I'm going to talk about human behaviour and evolution here. Remember my disclaimer! Don't commit the is-ought fallacy!
Go ahead. Go smell your significant other. I'll wait! Back. Smell good, don't they? Unless they're splitting wood, or something. Even then, I bet they smell better to you than anyone else while splitting wood.
This isn't a coincidence. Human mate choice is governed by quite a bit, and part of the `goal` is to mate disassortatively. That is, you don't want to mate with close relatives. Part of what helps you avoid inbreeding is MHC. Wait, isn't MHC the thing I mentioned earlier to help your immune system? It's the same! It also helps you pick mates. Versatile, eh?
We suspect MHC because of a few experiments. The first, by Wedekind et al. in 1995, had men wear t-shirts for two nights without washing. After that, the t-shirts were sealed in bags, and were presented to a number of women, who were to asked to rate the smells. Wedekind and colleagues collected the questionnaires, and some DNA from both the men and the women, to find out which type of MHC they had. They found that the women rated men with different MHC types as being more pleasant.
People were resistant to this study, because of the long-held wisdom that MHC was for the immune system only. Eventually, the study was replicated in Brazil by Santos et al. (in 2005), except using sweat directly instead. Critics cried that sure, there might be an inclination, but surely other factors weigh out in the final mate choice. Well, we have reason to believe these turn into actual matings - Ober and colleagues analysed marriage patterns in Hutterite communities and concluded that people tended to marry individuals with different MHC types.
Interestingly, MHC also seems to predict fragrence preference in perfume Milinski and Wedekind found that MHC type predicted the type of fragrance people preferred for themselves. This predictive power didn't hold over to preferences for partner fragrance. But this is, in a way, expected: for self, perfume is advertising one own MHC complement. For others, it doesn't matter what MHC they have, so long as it's different from your own.
Humans aren't the only critters who tend to marry/mate this way. Mice (Potts et al. 1991) tend to do that, as to Fat-Tailed leamurs (Schwensow et. al 2007), and fish such as Three-spined sticklebacks (Reusch et al 2001). There are many other species that have been studied, and this pattern found - though others where it hasn't. It's important to note the magnitude of the mate selection bias varies among species to levels difficult to detect.
It's worth noting that finding MHC disimilar mates is not a hard thing to do. If this was just to keep offspring MHC diverse, it'd probably be easier to pick an individual at random - they've got a low probability to be MHC similar. All human groups have a large amount of MHC diversity, and it's been well conserved through most human lineages. Truly, the only purpose this could serve is to avoid mating with those similar to ones-self - such as close relations. Today, avoiding inbreeding might seem trivial, but you don't have to go far back in human history to have a situation where two individuals don't know how related they are to eachother, because of incomplete genealogical knowledge.
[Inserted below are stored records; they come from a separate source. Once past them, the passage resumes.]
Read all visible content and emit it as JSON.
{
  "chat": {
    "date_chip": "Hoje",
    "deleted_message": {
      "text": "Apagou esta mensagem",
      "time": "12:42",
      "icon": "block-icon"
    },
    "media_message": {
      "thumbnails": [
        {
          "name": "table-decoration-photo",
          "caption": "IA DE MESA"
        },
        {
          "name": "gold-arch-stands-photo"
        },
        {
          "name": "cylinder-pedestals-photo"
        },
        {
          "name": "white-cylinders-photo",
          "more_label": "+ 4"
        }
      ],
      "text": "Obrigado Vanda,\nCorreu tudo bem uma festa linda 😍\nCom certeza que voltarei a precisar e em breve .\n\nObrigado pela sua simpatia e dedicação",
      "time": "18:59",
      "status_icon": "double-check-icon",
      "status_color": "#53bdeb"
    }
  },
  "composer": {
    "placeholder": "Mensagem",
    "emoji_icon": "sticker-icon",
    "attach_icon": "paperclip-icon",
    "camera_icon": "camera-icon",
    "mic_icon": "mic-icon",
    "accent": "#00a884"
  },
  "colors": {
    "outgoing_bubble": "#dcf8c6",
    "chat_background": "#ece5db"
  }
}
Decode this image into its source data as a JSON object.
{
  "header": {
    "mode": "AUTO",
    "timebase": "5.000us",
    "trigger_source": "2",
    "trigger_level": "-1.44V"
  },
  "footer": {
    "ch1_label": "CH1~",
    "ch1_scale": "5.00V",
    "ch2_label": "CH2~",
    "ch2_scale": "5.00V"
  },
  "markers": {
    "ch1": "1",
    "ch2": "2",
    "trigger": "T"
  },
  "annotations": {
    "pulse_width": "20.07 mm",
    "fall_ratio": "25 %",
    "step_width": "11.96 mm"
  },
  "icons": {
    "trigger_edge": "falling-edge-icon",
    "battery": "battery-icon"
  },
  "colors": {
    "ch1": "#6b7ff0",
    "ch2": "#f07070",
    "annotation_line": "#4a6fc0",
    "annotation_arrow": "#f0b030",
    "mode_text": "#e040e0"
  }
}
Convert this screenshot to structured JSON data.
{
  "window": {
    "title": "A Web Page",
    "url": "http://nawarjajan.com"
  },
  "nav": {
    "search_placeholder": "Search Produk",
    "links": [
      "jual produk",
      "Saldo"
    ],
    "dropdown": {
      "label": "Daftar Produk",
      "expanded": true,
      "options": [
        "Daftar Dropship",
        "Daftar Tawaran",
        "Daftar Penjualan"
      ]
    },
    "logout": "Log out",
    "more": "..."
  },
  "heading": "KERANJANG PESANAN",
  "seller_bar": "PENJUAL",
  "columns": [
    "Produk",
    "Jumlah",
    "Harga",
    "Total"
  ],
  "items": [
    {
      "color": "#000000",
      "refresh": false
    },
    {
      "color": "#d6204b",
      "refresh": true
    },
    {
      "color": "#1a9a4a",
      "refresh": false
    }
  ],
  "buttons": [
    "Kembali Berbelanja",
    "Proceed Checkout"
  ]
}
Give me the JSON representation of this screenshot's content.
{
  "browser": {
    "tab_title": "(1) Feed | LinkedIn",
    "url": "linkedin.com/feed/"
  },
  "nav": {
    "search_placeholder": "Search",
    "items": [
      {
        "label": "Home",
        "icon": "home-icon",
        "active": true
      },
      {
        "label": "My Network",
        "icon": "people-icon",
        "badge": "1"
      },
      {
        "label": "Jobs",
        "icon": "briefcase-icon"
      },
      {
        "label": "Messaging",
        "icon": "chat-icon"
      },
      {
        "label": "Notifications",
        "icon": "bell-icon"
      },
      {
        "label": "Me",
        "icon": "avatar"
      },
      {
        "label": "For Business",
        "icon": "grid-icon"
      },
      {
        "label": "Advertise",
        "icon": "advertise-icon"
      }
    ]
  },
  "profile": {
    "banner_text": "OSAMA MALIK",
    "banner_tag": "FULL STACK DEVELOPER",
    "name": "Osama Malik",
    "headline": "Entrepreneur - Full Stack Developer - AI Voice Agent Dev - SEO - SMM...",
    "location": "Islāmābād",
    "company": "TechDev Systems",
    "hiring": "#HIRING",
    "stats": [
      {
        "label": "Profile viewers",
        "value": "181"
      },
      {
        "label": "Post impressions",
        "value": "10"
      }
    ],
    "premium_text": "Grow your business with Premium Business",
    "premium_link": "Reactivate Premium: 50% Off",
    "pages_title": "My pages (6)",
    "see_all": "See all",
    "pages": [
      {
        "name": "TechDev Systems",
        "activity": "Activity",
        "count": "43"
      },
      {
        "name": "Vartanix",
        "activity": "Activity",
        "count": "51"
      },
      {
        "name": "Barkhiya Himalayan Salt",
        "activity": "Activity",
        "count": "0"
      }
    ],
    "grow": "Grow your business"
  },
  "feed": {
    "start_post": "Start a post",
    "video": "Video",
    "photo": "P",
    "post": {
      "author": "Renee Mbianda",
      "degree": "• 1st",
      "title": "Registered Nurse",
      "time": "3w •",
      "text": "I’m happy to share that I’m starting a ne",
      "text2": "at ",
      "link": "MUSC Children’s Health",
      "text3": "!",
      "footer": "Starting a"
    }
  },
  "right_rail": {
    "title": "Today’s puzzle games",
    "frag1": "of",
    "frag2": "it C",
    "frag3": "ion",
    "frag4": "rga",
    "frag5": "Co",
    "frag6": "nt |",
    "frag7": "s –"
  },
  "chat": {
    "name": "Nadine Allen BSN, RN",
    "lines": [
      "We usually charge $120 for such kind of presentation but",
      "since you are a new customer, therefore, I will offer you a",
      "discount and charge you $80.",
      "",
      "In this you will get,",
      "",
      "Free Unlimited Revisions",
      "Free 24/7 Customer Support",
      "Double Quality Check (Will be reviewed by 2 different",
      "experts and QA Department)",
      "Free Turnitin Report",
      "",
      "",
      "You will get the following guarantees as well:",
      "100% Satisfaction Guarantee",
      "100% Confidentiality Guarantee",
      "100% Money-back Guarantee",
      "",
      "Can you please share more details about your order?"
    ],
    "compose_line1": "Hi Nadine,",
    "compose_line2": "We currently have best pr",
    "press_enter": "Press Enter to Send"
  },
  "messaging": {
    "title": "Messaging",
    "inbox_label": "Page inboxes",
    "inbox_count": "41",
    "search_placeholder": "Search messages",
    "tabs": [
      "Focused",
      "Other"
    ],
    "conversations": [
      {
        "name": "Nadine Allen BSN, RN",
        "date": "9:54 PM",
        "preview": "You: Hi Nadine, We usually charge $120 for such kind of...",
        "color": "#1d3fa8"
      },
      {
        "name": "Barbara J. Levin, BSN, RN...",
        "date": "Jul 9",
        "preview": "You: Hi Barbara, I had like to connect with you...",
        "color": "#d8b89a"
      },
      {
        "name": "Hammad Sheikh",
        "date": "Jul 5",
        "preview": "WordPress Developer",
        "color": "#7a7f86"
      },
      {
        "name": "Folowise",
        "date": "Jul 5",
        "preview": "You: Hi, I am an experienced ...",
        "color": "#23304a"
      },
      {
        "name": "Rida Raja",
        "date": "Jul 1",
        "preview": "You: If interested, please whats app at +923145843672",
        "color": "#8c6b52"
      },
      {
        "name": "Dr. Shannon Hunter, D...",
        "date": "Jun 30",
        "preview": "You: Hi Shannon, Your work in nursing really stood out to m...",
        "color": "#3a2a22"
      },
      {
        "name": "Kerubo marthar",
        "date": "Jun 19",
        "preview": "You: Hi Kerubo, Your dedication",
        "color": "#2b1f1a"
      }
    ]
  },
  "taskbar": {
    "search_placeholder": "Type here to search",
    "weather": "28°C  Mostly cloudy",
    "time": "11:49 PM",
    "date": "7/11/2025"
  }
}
If you're a ground squirrel, life is even harder, knowing who your family is!
But if you're a ground squirrel, how are you reading this blog?
It's interesting to think that this is all going on without our being aware. Aside from some researchers, I don't think anyone out there is thinking, "Gosh, this person is right for me, because their MHC is clearly quite different from mine!" This is all going on inside our nose and brain without us even being aware of it. This is just one of many things we smell, but aren't quite completely aware of - the more we learn, the more it seems we're some of the worst judges of why we do things!
Bonus points to anyone who recognizes the movie clip. :)